Arkansas' Top Stockholders: 2020 Very Good for Walton Family Fortune


Arkansas' Top Stockholders: 2020 Very Good for Walton Family Fortune
Rob Walton, Jim Walton and Alice Walton present the Entrepreneur of the Year award at the 2019 Walmart shareholders meeting in Fayetteville. (Walmart Inc.)

Arkansas’ richest family has had a good year financially. The heirs of Sam Walton own publicly traded stock valued collectively at more than $205 billion.

Of that, $202 billion comes from Walmart stock alone, which has increased in value by about 27% in the past year. The Waltons and an investment fund they control also own enough stock in three other companies to be required to disclose those holdings: Brazilian credit-card processor StoneCo Ltd.; First Solar Inc. of Tempe, Arizona; and Oportun Financial Corp. of San Carlos, California.

GET THE LIST: Arkansas' Top Stockholders


2020 has been less favorable for the family of Don Tyson. After a spectacular incline in 2019, stock in Tyson Foods Inc. of Springdale tumbled from the low $90s in January to the low $50s as the COVID-19 pandemic took hold in March. It closed at $60.35 on Nov. 9, the Monday chosen for Arkansas Business’ annual snapshot of publicly disclosed stock holdings.

While the Tyson fortune — attributed in Securities & Exchange Commission filings to Chairman John Tyson and his uncle’s widow, Barbara Tyson — is not above $6 billion, as it was at the stock’s peak, at $4.4 billion it is the second-largest in Arkansas and almost twice that of the J.B. Hunt family’s.

Forbes magazine actually reverses the order of the Tyson and Hunt fortunes, crediting J.B. Hunt’s widow, Johnelle, with a net worth of $3.4 billion and John Tyson with $2.1 billion.

Forbes also estimates the net worth of Little Rock’s Warren Stephens at $2.6 billion, but his only publicly disclosed stock holding is about $8 million worth of Dillard’s Inc., where he is a director.

The heirs of William Dillard, founder of the department store chain, held stock valued at a combined $409 million as of Nov. 9. That was a fortuitous day for the calculation; Dillard’s stock improved by 14% compared with its close the previous Friday and had not closed that high again as of last Thursday.

The heirs of Charles Murphy have seen a dramatic shift in their family’s stock holdings. Murphy Oil Corp., which traded as high as $67 a share after the spinoff of its retail function as Murphy USA in 2013, closed at $8.68 on Nov. 9. Murphy USA, meanwhile, closed at $130.43 that day. It had traded at about $120 a year ago and peaked at $140 in August.

Murphy Oil, an iconic El Dorado company, announced in May that “the extraordinary drop in crude oil prices” had forced it to consolidate operations to an existing office in Houston, moving about 80 jobs in the process. Because Murphy Oil is no longer headquartered in Arkansas, executives who no longer work in El Dorado were not included in this week’s stockholder research.
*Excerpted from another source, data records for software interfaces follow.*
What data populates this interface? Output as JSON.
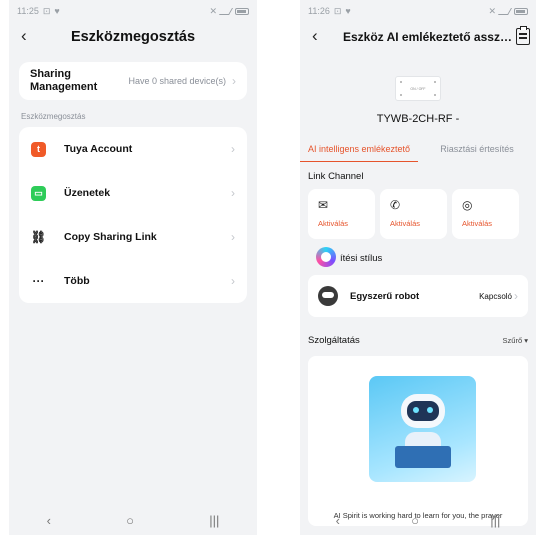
{
  "left": {
    "status": {
      "time": "11:25"
    },
    "title": "Eszközmegosztás",
    "sharing": {
      "title": "Sharing Management",
      "value": "Have 0 shared device(s)"
    },
    "section_label": "Eszközmegosztás",
    "items": [
      {
        "label": "Tuya Account",
        "icon": "tuya-icon",
        "color": "#f05a28"
      },
      {
        "label": "Üzenetek",
        "icon": "messages-icon",
        "color": "#2ecc59"
      },
      {
        "label": "Copy Sharing Link",
        "icon": "link-icon"
      },
      {
        "label": "Több",
        "icon": "more-icon"
      }
    ]
  },
  "right": {
    "status": {
      "time": "11:26"
    },
    "title": "Eszköz AI emlékeztető asszi...",
    "device_badge": "ON / OFF",
    "device_name": "TYWB-2CH-RF -",
    "tabs": [
      "AI intelligens emlékeztető",
      "Riasztási értesítés"
    ],
    "link_channel_label": "Link Channel",
    "channels": [
      {
        "icon": "mail-icon",
        "action": "Aktiválás"
      },
      {
        "icon": "phone-call-icon",
        "action": "Aktiválás"
      },
      {
        "icon": "whatsapp-icon",
        "action": "Aktiválás"
      }
    ],
    "style_label": "ítési stílus",
    "robot": {
      "name": "Egyszerű robot",
      "value": "Kapcsoló"
    },
    "services_label": "Szolgáltatás",
    "filter_label": "Szűrő",
    "ai_text": "AI Spirit is working hard to learn for you, the prayer"
  },
  "colors": {
    "accent": "#e6542c",
    "background": "#f2f3f5"
  }
}
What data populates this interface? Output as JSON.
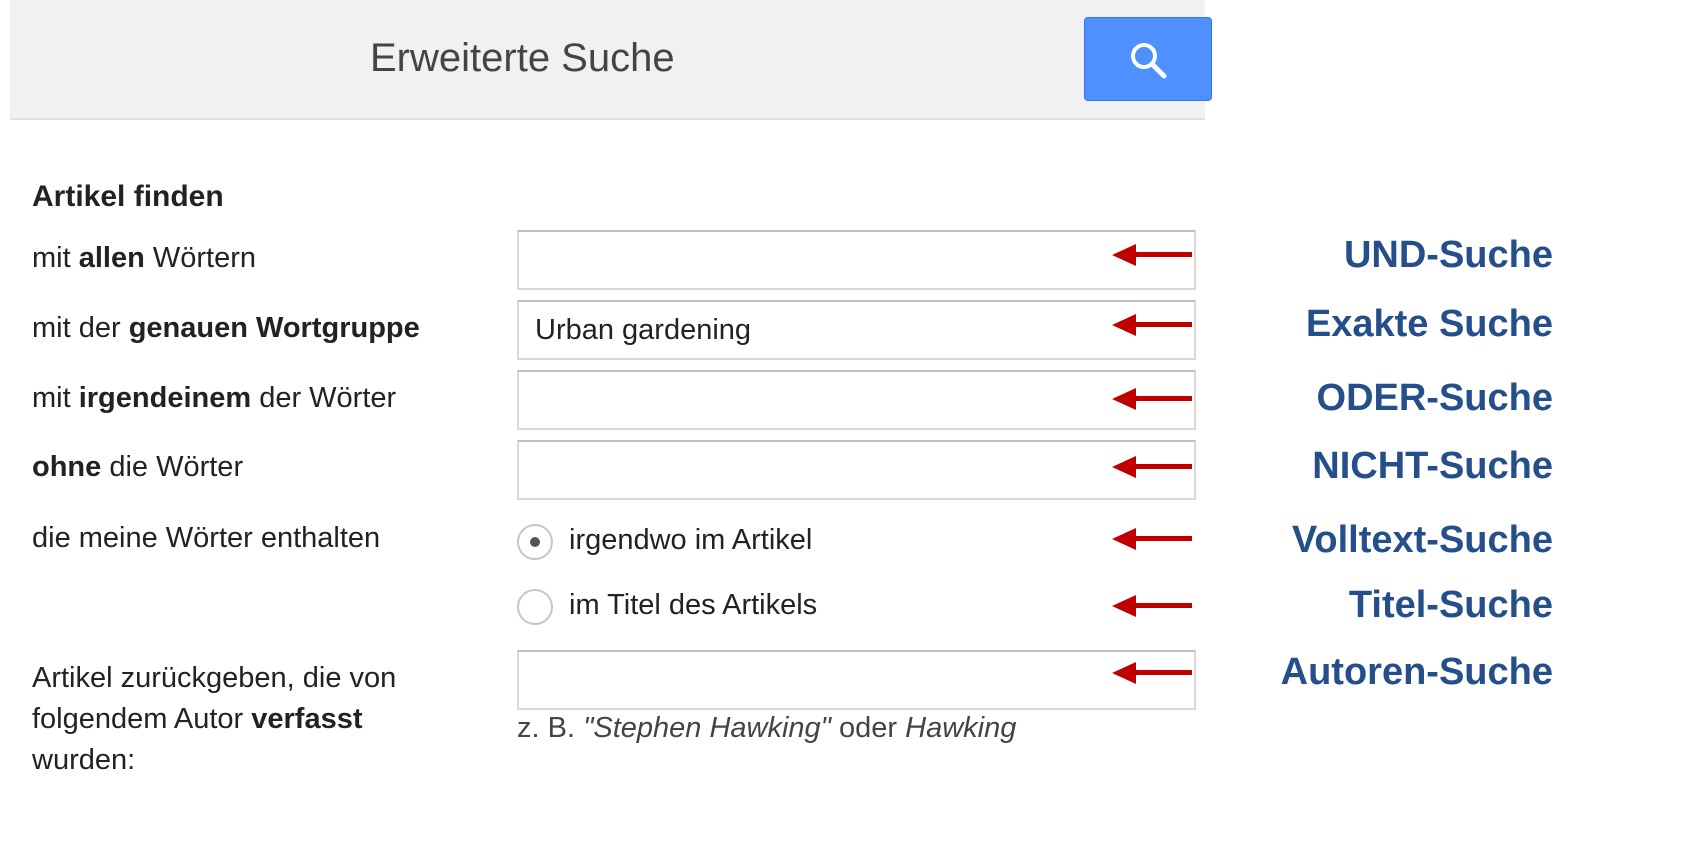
{
  "header": {
    "title": "Erweiterte Suche",
    "search_icon": "search-icon",
    "button_color": "#4d90fe"
  },
  "form": {
    "section_title": "Artikel finden",
    "all_words": {
      "pre": "mit ",
      "bold": "allen",
      "post": " Wörtern",
      "value": ""
    },
    "exact_phrase": {
      "pre": "mit der ",
      "bold": "genauen Wortgruppe",
      "post": "",
      "value": "Urban gardening"
    },
    "any_words": {
      "pre": "mit ",
      "bold": "irgendeinem",
      "post": " der Wörter",
      "value": ""
    },
    "without_words": {
      "pre": "",
      "bold": "ohne",
      "post": " die Wörter",
      "value": ""
    },
    "occurrence": {
      "label": "die meine Wörter enthalten",
      "options": [
        "irgendwo im Artikel",
        "im Titel des Artikels"
      ],
      "selected": "irgendwo im Artikel"
    },
    "author": {
      "line1": "Artikel zurückgeben, die von",
      "line2_pre": "folgendem Autor ",
      "line2_bold": "verfasst",
      "line3": "wurden:",
      "value": "",
      "hint_pre": "z. B. ",
      "hint_italic1": "\"Stephen Hawking\"",
      "hint_mid": " oder ",
      "hint_italic2": "Hawking"
    }
  },
  "annotations": {
    "items": [
      "UND-Suche",
      "Exakte Suche",
      "ODER-Suche",
      "NICHT-Suche",
      "Volltext-Suche",
      "Titel-Suche",
      "Autoren-Suche"
    ],
    "label_color": "#254f8a",
    "arrow_color": "#c00000"
  }
}
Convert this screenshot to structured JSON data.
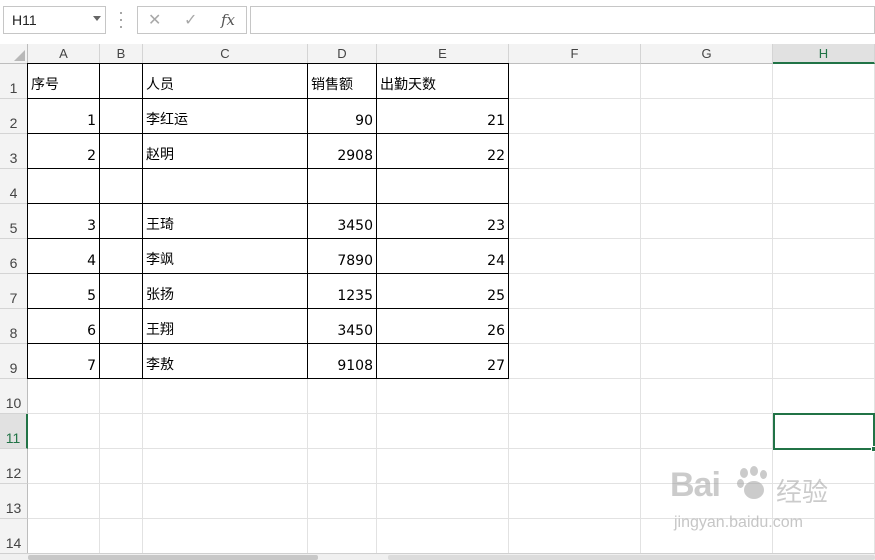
{
  "formula_bar": {
    "name_box": "H11",
    "cancel_glyph": "✕",
    "enter_glyph": "✓",
    "fx_glyph": "fx",
    "formula": ""
  },
  "columns": [
    "A",
    "B",
    "C",
    "D",
    "E",
    "F",
    "G",
    "H"
  ],
  "selected_column": "H",
  "rows": [
    "1",
    "2",
    "3",
    "4",
    "5",
    "6",
    "7",
    "8",
    "9",
    "10",
    "11",
    "12",
    "13",
    "14"
  ],
  "selected_row": "11",
  "table": {
    "headers": [
      "序号",
      "",
      "人员",
      "销售额",
      "出勤天数"
    ],
    "records": [
      {
        "seq": "1",
        "name": "李红运",
        "sales": "90",
        "days": "21"
      },
      {
        "seq": "2",
        "name": "赵明",
        "sales": "2908",
        "days": "22"
      },
      {
        "seq": "",
        "name": "",
        "sales": "",
        "days": ""
      },
      {
        "seq": "3",
        "name": "王琦",
        "sales": "3450",
        "days": "23"
      },
      {
        "seq": "4",
        "name": "李飒",
        "sales": "7890",
        "days": "24"
      },
      {
        "seq": "5",
        "name": "张扬",
        "sales": "1235",
        "days": "25"
      },
      {
        "seq": "6",
        "name": "王翔",
        "sales": "3450",
        "days": "26"
      },
      {
        "seq": "7",
        "name": "李敖",
        "sales": "9108",
        "days": "27"
      }
    ]
  },
  "watermark": {
    "logo": "Bai",
    "logo_suffix": "经验",
    "url": "jingyan.baidu.com"
  },
  "colors": {
    "accent": "#217346",
    "header_bg": "#f3f3f3",
    "gridline": "#e2e2e2"
  }
}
The number of shares held by each person or family on the list comes from the SEC, which requires public disclosure of stock held by officers, directors and any person or entity that owns at least 5% of the outstanding shares of any publicly traded company. The published list includes every person or family whose disclosed holdings were valued at $1 million or more as of Nov. 9.

No entry on the list had disclosed holdings in more companies than No. 19 Richard N. “Rick” Massey of Little Rock, the former chairman of Bear State Financial Inc. of Little Rock. A longtime director of Fidelity National Financial Inc. of Jacksonville, Florida, and of its spinoff Black Knight Inc., Massey and Black Knight Chairman William P. Foley II this year created three publicly traded SPACs — special purpose acquisition corporations — called Cannae Holdings Inc., Foley Trasimene Acquisition Corp. and Foley Trasimene Acquisition Corp. II.
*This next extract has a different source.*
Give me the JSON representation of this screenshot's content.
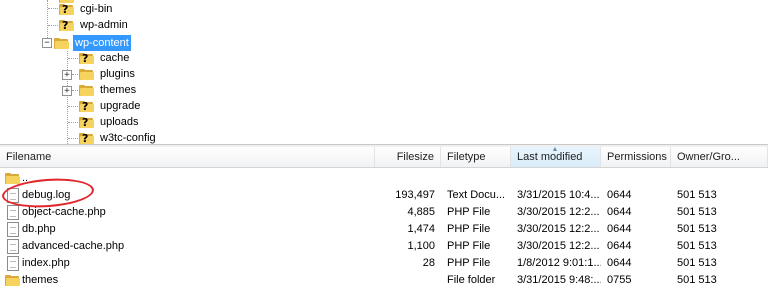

All three are headquartered in Las Vegas, and Massey is CEO of all three. He said they only employ about five people because their business is to invest stockholder money in promising businesses.
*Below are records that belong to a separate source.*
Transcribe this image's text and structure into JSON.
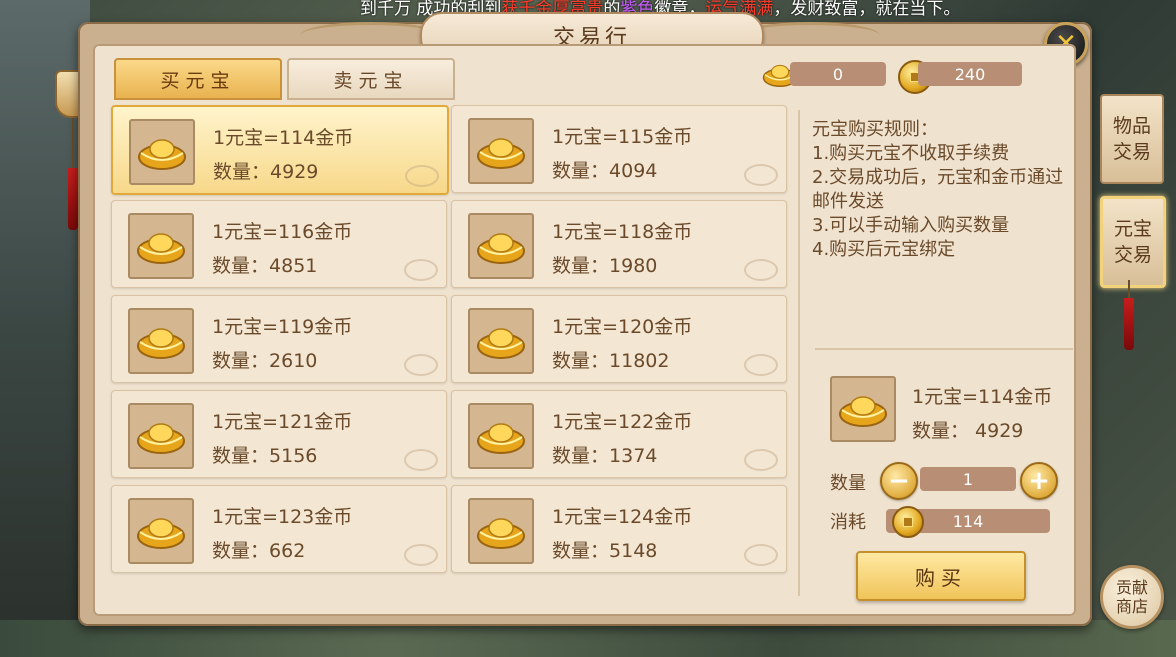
{
  "marquee": {
    "parts": [
      {
        "text": "到千万",
        "color": "#ffffff"
      },
      {
        "text": " 成功的刮到",
        "color": "#ffffff"
      },
      {
        "text": "获千金厚富贵",
        "color": "#ff3b2a"
      },
      {
        "text": "的",
        "color": "#ffffff"
      },
      {
        "text": "紫色",
        "color": "#c95bff"
      },
      {
        "text": "徽章，",
        "color": "#ffffff"
      },
      {
        "text": "运气满满",
        "color": "#ff3b2a"
      },
      {
        "text": "，发财致富，就在当下。",
        "color": "#ffffff"
      }
    ]
  },
  "window": {
    "title": "交易行",
    "close_icon": "close-x-icon"
  },
  "tabs": {
    "buy": "买元宝",
    "sell": "卖元宝",
    "active": "buy"
  },
  "currency": {
    "yuanbao_amount": "0",
    "gold_amount": "240",
    "yuanbao_icon": "gold-ingot-icon",
    "gold_icon": "gold-coin-icon"
  },
  "qty_prefix": "数量：",
  "offers": [
    {
      "rate": "1元宝=114金币",
      "qty": "4929",
      "selected": true
    },
    {
      "rate": "1元宝=115金币",
      "qty": "4094",
      "selected": false
    },
    {
      "rate": "1元宝=116金币",
      "qty": "4851",
      "selected": false
    },
    {
      "rate": "1元宝=118金币",
      "qty": "1980",
      "selected": false
    },
    {
      "rate": "1元宝=119金币",
      "qty": "2610",
      "selected": false
    },
    {
      "rate": "1元宝=120金币",
      "qty": "11802",
      "selected": false
    },
    {
      "rate": "1元宝=121金币",
      "qty": "5156",
      "selected": false
    },
    {
      "rate": "1元宝=122金币",
      "qty": "1374",
      "selected": false
    },
    {
      "rate": "1元宝=123金币",
      "qty": "662",
      "selected": false
    },
    {
      "rate": "1元宝=124金币",
      "qty": "5148",
      "selected": false
    }
  ],
  "rules": {
    "title": "元宝购买规则：",
    "items": [
      "1.购买元宝不收取手续费",
      "2.交易成功后，元宝和金币通过邮件发送",
      "3.可以手动输入购买数量",
      "4.购买后元宝绑定"
    ]
  },
  "detail": {
    "rate": "1元宝=114金币",
    "qty_line": "数量：  4929",
    "quantity_label": "数量",
    "quantity_value": "1",
    "cost_label": "消耗",
    "cost_value": "114",
    "buy_button": "购买"
  },
  "side_tabs": {
    "goods": [
      "物品",
      "交易"
    ],
    "yuanbao": [
      "元宝",
      "交易"
    ],
    "active": "yuanbao"
  },
  "shop_button": [
    "贡献",
    "商店"
  ]
}
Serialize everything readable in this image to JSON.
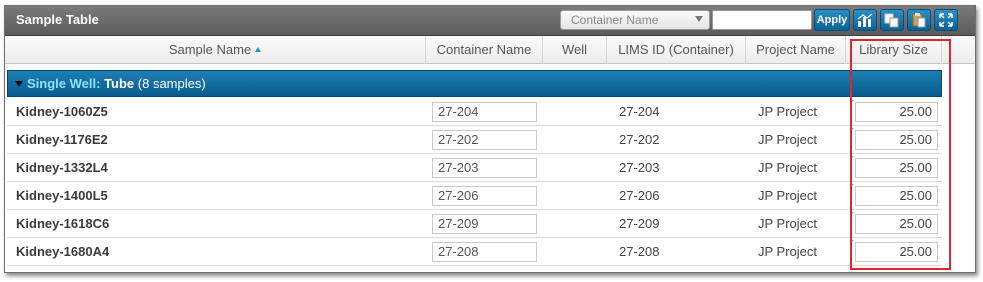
{
  "title": "Sample Table",
  "toolbar": {
    "select_value": "Container Name",
    "apply_label": "Apply",
    "buttons": [
      "chart-icon",
      "copy-icon",
      "paste-icon",
      "expand-icon"
    ]
  },
  "columns": [
    "Sample Name",
    "Container Name",
    "Well",
    "LIMS ID (Container)",
    "Project Name",
    "Library Size"
  ],
  "group": {
    "label": "Single Well:",
    "type": "Tube",
    "count": "(8 samples)"
  },
  "rows": [
    {
      "name": "Kidney-1060Z5",
      "container": "27-204",
      "lims": "27-204",
      "project": "JP Project",
      "library": "25.00"
    },
    {
      "name": "Kidney-1176E2",
      "container": "27-202",
      "lims": "27-202",
      "project": "JP Project",
      "library": "25.00"
    },
    {
      "name": "Kidney-1332L4",
      "container": "27-203",
      "lims": "27-203",
      "project": "JP Project",
      "library": "25.00"
    },
    {
      "name": "Kidney-1400L5",
      "container": "27-206",
      "lims": "27-206",
      "project": "JP Project",
      "library": "25.00"
    },
    {
      "name": "Kidney-1618C6",
      "container": "27-209",
      "lims": "27-209",
      "project": "JP Project",
      "library": "25.00"
    },
    {
      "name": "Kidney-1680A4",
      "container": "27-208",
      "lims": "27-208",
      "project": "JP Project",
      "library": "25.00"
    }
  ],
  "colors": {
    "accent": "#0c6294",
    "highlight": "#e2262a",
    "group_label": "#8fe0ff"
  }
}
“We’ve found some companies and we’ve got them on the hook and we’re pulling them into the boat,” he said.

One of Cannae’s investment companies is 140-year-old Dun & Bradstreet, which Massey and Foley took private 2019, rehabilitated and took public again with a $1.7 billion initial public offering in July. “We’ve made three and a half times our money in a year and a half,” Massey said last week.

Keith Jackson of Little Rock is also a member of the Dun & Bradstreet board of directors.